**Source records:**
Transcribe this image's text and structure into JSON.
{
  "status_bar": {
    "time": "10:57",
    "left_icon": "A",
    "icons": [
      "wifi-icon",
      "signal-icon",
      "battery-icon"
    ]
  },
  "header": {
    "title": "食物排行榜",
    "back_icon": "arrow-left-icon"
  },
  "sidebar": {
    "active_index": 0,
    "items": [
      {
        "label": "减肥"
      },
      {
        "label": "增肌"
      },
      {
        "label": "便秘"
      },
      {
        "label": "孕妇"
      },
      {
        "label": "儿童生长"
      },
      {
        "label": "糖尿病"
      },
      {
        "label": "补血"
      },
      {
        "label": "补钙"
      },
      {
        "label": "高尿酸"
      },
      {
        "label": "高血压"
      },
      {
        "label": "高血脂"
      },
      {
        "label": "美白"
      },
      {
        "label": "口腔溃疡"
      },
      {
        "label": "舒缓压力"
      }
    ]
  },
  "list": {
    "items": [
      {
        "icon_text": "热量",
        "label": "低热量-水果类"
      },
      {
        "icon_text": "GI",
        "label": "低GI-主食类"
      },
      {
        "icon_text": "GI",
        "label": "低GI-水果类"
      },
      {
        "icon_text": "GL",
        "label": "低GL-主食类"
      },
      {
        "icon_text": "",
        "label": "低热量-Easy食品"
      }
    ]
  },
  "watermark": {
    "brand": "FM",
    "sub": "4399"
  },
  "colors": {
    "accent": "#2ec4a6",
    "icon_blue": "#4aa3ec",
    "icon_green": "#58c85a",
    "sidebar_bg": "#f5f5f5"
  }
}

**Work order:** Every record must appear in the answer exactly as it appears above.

**Response area:**
Transcribe this image's text and structure into JSON.
{
  "status_bar": {
    "time": "10:57",
    "left_icon": "A",
    "icons": [
      "wifi-icon",
      "signal-icon",
      "battery-icon"
    ]
  },
  "header": {
    "title": "食物排行榜",
    "back_icon": "arrow-left-icon"
  },
  "sidebar": {
    "active_index": 0,
    "items": [
      {
        "label": "减肥"
      },
      {
        "label": "增肌"
      },
      {
        "label": "便秘"
      },
      {
        "label": "孕妇"
      },
      {
        "label": "儿童生长"
      },
      {
        "label": "糖尿病"
      },
      {
        "label": "补血"
      },
      {
        "label": "补钙"
      },
      {
        "label": "高尿酸"
      },
      {
        "label": "高血压"
      },
      {
        "label": "高血脂"
      },
      {
        "label": "美白"
      },
      {
        "label": "口腔溃疡"
      },
      {
        "label": "舒缓压力"
      }
    ]
  },
  "list": {
    "items": [
      {
        "icon_text": "热量",
        "label": "低热量-水果类"
      },
      {
        "icon_text": "GI",
        "label": "低GI-主食类"
      },
      {
        "icon_text": "GI",
        "label": "低GI-水果类"
      },
      {
        "icon_text": "GL",
        "label": "低GL-主食类"
      },
      {
        "icon_text": "",
        "label": "低热量-Easy食品"
      }
    ]
  },
  "watermark": {
    "brand": "FM",
    "sub": "4399"
  },
  "colors": {
    "accent": "#2ec4a6",
    "icon_blue": "#4aa3ec",
    "icon_green": "#58c85a",
    "sidebar_bg": "#f5f5f5"
  }
}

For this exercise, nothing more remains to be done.